*** Opening of EXCERPTED DATA ***

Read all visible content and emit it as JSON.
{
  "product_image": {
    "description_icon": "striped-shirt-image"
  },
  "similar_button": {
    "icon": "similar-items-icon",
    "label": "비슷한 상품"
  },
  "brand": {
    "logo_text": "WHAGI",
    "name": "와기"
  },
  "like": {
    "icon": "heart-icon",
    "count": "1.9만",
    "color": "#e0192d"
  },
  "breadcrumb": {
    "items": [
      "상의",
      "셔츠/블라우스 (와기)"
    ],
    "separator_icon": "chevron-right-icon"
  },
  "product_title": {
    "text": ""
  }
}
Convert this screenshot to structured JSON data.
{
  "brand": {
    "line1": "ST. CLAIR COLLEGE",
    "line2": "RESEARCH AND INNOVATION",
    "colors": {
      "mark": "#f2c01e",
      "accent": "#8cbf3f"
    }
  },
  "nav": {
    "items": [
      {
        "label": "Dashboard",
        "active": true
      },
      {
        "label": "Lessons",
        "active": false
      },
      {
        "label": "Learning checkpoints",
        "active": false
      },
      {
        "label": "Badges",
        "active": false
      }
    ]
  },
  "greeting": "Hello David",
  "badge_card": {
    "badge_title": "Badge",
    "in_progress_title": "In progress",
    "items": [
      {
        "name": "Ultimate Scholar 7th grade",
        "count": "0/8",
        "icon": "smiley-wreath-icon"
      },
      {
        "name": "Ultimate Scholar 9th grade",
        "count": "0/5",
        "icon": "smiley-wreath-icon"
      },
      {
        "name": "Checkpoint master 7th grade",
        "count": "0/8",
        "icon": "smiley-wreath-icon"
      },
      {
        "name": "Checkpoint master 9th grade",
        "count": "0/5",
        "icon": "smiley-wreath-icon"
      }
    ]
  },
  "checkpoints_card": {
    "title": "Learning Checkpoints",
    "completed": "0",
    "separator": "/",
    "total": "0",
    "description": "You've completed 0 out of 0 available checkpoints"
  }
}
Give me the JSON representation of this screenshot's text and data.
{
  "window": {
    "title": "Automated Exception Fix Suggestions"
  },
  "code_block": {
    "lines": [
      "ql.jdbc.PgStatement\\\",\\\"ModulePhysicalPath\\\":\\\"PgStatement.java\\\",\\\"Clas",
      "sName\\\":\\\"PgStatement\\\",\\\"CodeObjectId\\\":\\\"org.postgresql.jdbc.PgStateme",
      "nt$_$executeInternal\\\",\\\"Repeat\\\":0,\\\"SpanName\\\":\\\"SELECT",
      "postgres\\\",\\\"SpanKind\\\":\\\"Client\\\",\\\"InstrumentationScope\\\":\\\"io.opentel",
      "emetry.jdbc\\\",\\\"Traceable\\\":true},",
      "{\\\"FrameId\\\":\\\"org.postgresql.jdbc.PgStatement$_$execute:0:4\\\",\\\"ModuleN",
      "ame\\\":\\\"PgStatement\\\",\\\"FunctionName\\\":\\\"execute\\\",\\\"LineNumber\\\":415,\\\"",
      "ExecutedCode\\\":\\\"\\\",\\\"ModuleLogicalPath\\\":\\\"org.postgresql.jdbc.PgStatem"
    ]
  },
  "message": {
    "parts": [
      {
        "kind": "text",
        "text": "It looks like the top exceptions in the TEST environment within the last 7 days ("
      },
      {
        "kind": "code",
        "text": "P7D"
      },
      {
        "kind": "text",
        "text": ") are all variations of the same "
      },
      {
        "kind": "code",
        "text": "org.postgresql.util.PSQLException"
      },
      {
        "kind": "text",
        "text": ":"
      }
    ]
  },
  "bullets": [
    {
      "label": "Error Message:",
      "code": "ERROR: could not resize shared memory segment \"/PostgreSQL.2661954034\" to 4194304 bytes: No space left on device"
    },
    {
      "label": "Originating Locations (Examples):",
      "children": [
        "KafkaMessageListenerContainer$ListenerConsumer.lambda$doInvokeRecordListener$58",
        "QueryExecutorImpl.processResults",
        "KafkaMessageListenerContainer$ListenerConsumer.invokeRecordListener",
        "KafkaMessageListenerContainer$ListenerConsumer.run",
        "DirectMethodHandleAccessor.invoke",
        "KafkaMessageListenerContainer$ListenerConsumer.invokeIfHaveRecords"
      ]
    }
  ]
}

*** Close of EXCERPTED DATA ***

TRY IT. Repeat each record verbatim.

TASK SOLUTION.
Read all visible content and emit it as JSON.
{
  "product_image": {
    "description_icon": "striped-shirt-image"
  },
  "similar_button": {
    "icon": "similar-items-icon",
    "label": "비슷한 상품"
  },
  "brand": {
    "logo_text": "WHAGI",
    "name": "와기"
  },
  "like": {
    "icon": "heart-icon",
    "count": "1.9만",
    "color": "#e0192d"
  },
  "breadcrumb": {
    "items": [
      "상의",
      "셔츠/블라우스 (와기)"
    ],
    "separator_icon": "chevron-right-icon"
  },
  "product_title": {
    "text": ""
  }
}
Convert this screenshot to structured JSON data.
{
  "brand": {
    "line1": "ST. CLAIR COLLEGE",
    "line2": "RESEARCH AND INNOVATION",
    "colors": {
      "mark": "#f2c01e",
      "accent": "#8cbf3f"
    }
  },
  "nav": {
    "items": [
      {
        "label": "Dashboard",
        "active": true
      },
      {
        "label": "Lessons",
        "active": false
      },
      {
        "label": "Learning checkpoints",
        "active": false
      },
      {
        "label": "Badges",
        "active": false
      }
    ]
  },
  "greeting": "Hello David",
  "badge_card": {
    "badge_title": "Badge",
    "in_progress_title": "In progress",
    "items": [
      {
        "name": "Ultimate Scholar 7th grade",
        "count": "0/8",
        "icon": "smiley-wreath-icon"
      },
      {
        "name": "Ultimate Scholar 9th grade",
        "count": "0/5",
        "icon": "smiley-wreath-icon"
      },
      {
        "name": "Checkpoint master 7th grade",
        "count": "0/8",
        "icon": "smiley-wreath-icon"
      },
      {
        "name": "Checkpoint master 9th grade",
        "count": "0/5",
        "icon": "smiley-wreath-icon"
      }
    ]
  },
  "checkpoints_card": {
    "title": "Learning Checkpoints",
    "completed": "0",
    "separator": "/",
    "total": "0",
    "description": "You've completed 0 out of 0 available checkpoints"
  }
}
Give me the JSON representation of this screenshot's text and data.
{
  "window": {
    "title": "Automated Exception Fix Suggestions"
  },
  "code_block": {
    "lines": [
      "ql.jdbc.PgStatement\\\",\\\"ModulePhysicalPath\\\":\\\"PgStatement.java\\\",\\\"Clas",
      "sName\\\":\\\"PgStatement\\\",\\\"CodeObjectId\\\":\\\"org.postgresql.jdbc.PgStateme",
      "nt$_$executeInternal\\\",\\\"Repeat\\\":0,\\\"SpanName\\\":\\\"SELECT",
      "postgres\\\",\\\"SpanKind\\\":\\\"Client\\\",\\\"InstrumentationScope\\\":\\\"io.opentel",
      "emetry.jdbc\\\",\\\"Traceable\\\":true},",
      "{\\\"FrameId\\\":\\\"org.postgresql.jdbc.PgStatement$_$execute:0:4\\\",\\\"ModuleN",
      "ame\\\":\\\"PgStatement\\\",\\\"FunctionName\\\":\\\"execute\\\",\\\"LineNumber\\\":415,\\\"",
      "ExecutedCode\\\":\\\"\\\",\\\"ModuleLogicalPath\\\":\\\"org.postgresql.jdbc.PgStatem"
    ]
  },
  "message": {
    "parts": [
      {
        "kind": "text",
        "text": "It looks like the top exceptions in the TEST environment within the last 7 days ("
      },
      {
        "kind": "code",
        "text": "P7D"
      },
      {
        "kind": "text",
        "text": ") are all variations of the same "
      },
      {
        "kind": "code",
        "text": "org.postgresql.util.PSQLException"
      },
      {
        "kind": "text",
        "text": ":"
      }
    ]
  },
  "bullets": [
    {
      "label": "Error Message:",
      "code": "ERROR: could not resize shared memory segment \"/PostgreSQL.2661954034\" to 4194304 bytes: No space left on device"
    },
    {
      "label": "Originating Locations (Examples):",
      "children": [
        "KafkaMessageListenerContainer$ListenerConsumer.lambda$doInvokeRecordListener$58",
        "QueryExecutorImpl.processResults",
        "KafkaMessageListenerContainer$ListenerConsumer.invokeRecordListener",
        "KafkaMessageListenerContainer$ListenerConsumer.run",
        "DirectMethodHandleAccessor.invoke",
        "KafkaMessageListenerContainer$ListenerConsumer.invokeIfHaveRecords"
      ]
    }
  ]
}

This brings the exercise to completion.